Work to complete = Find the word "default" below. Copy each line that has it.

(Materials provided begins)

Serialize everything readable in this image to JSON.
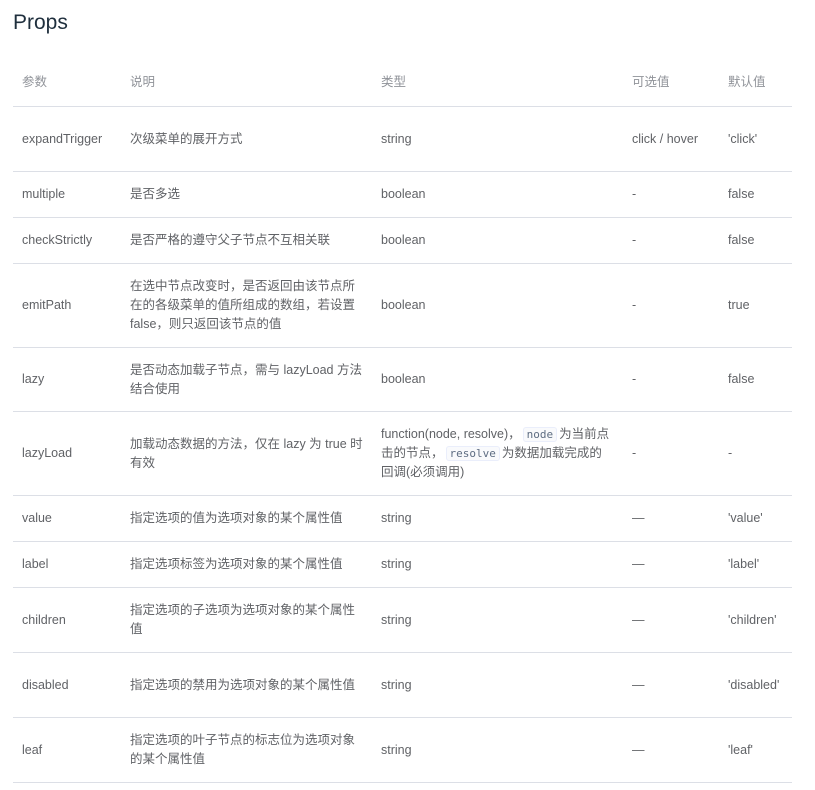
{
  "section": {
    "title": "Props"
  },
  "table": {
    "headers": [
      "参数",
      "说明",
      "类型",
      "可选值",
      "默认值"
    ],
    "rows": [
      {
        "param": "expandTrigger",
        "desc": "次级菜单的展开方式",
        "type": "string",
        "options": "click / hover",
        "default": "'click'"
      },
      {
        "param": "multiple",
        "desc": "是否多选",
        "type": "boolean",
        "options": "-",
        "default": "false"
      },
      {
        "param": "checkStrictly",
        "desc": "是否严格的遵守父子节点不互相关联",
        "type": "boolean",
        "options": "-",
        "default": "false"
      },
      {
        "param": "emitPath",
        "desc": "在选中节点改变时，是否返回由该节点所在的各级菜单的值所组成的数组，若设置 false，则只返回该节点的值",
        "type": "boolean",
        "options": "-",
        "default": "true"
      },
      {
        "param": "lazy",
        "desc": "是否动态加载子节点，需与 lazyLoad 方法结合使用",
        "type": "boolean",
        "options": "-",
        "default": "false"
      },
      {
        "param": "lazyLoad",
        "desc": "加载动态数据的方法，仅在 lazy 为 true 时有效",
        "type_parts": {
          "prefix": "function(node, resolve)，",
          "code1": "node",
          "mid": "为当前点击的节点，",
          "code2": "resolve",
          "suffix": "为数据加载完成的回调(必须调用)"
        },
        "options": "-",
        "default": "-"
      },
      {
        "param": "value",
        "desc": "指定选项的值为选项对象的某个属性值",
        "type": "string",
        "options": "—",
        "default": "'value'"
      },
      {
        "param": "label",
        "desc": "指定选项标签为选项对象的某个属性值",
        "type": "string",
        "options": "—",
        "default": "'label'"
      },
      {
        "param": "children",
        "desc": "指定选项的子选项为选项对象的某个属性值",
        "type": "string",
        "options": "—",
        "default": "'children'"
      },
      {
        "param": "disabled",
        "desc": "指定选项的禁用为选项对象的某个属性值",
        "type": "string",
        "options": "—",
        "default": "'disabled'"
      },
      {
        "param": "leaf",
        "desc": "指定选项的叶子节点的标志位为选项对象的某个属性值",
        "type": "string",
        "options": "—",
        "default": "'leaf'"
      }
    ]
  }
}
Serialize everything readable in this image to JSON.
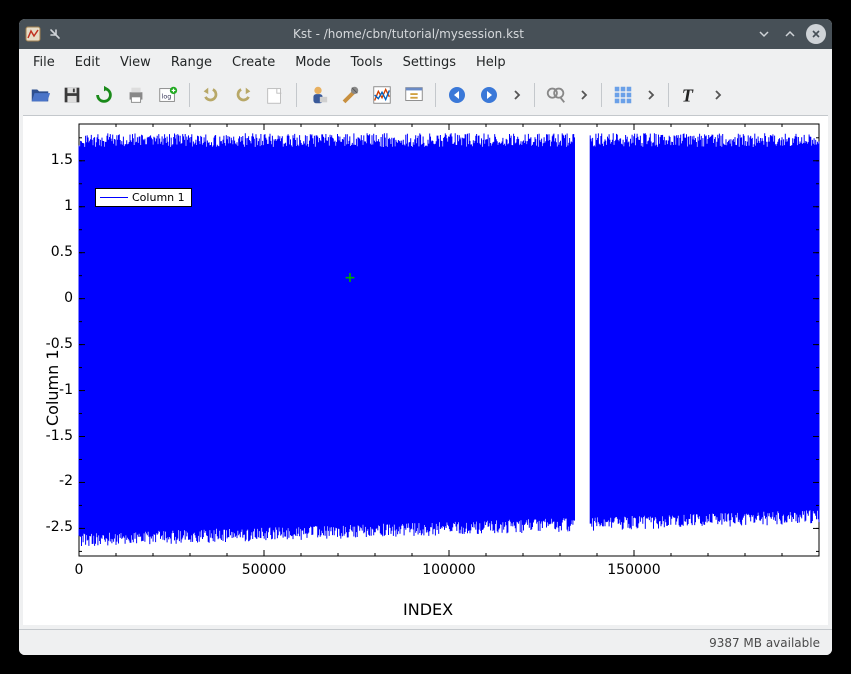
{
  "window": {
    "title": "Kst - /home/cbn/tutorial/mysession.kst"
  },
  "menu": {
    "items": [
      "File",
      "Edit",
      "View",
      "Range",
      "Create",
      "Mode",
      "Tools",
      "Settings",
      "Help"
    ]
  },
  "toolbar": {
    "open": "Open",
    "save": "Save",
    "reload": "Reload",
    "print": "Print",
    "log": "Log",
    "undo": "Undo",
    "redo": "Redo",
    "new_tab": "New Tab",
    "data_mgr": "Data Manager",
    "edit_obj": "Change Data File",
    "edit_plot": "Edit Vectors",
    "dialog": "New Curve",
    "back": "Back",
    "forward": "Forward",
    "maximize": "Tied Zoom",
    "layout": "Layout",
    "text": "Text"
  },
  "status": {
    "memory": "9387 MB available"
  },
  "chart_data": {
    "type": "line",
    "title": "",
    "xlabel": "INDEX",
    "ylabel": "Column 1",
    "legend": [
      "Column 1"
    ],
    "series": [
      {
        "name": "Column 1",
        "description": "Dense oscillatory signal across full index range",
        "amplitude_top": 1.8,
        "amplitude_bottom": -2.7,
        "gap_region": [
          134000,
          138000
        ],
        "n_points_approx": 200000,
        "color": "#0000ff"
      }
    ],
    "x_ticks": [
      0,
      50000,
      100000,
      150000
    ],
    "y_ticks": [
      -2.5,
      -2,
      -1.5,
      -1,
      -0.5,
      0,
      0.5,
      1,
      1.5
    ],
    "xlim": [
      0,
      200000
    ],
    "ylim": [
      -2.8,
      1.9
    ],
    "cursor_marker": {
      "x": 73000,
      "y": 0.2
    }
  }
}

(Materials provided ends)

Response below =
        "default": "'click'"
        "default": "false"
        "default": "false"
        "default": "true"
        "default": "false"
        "default": "-"
        "default": "'value'"
        "default": "'label'"
        "default": "'children'"
        "default": "'disabled'"
        "default": "'leaf'"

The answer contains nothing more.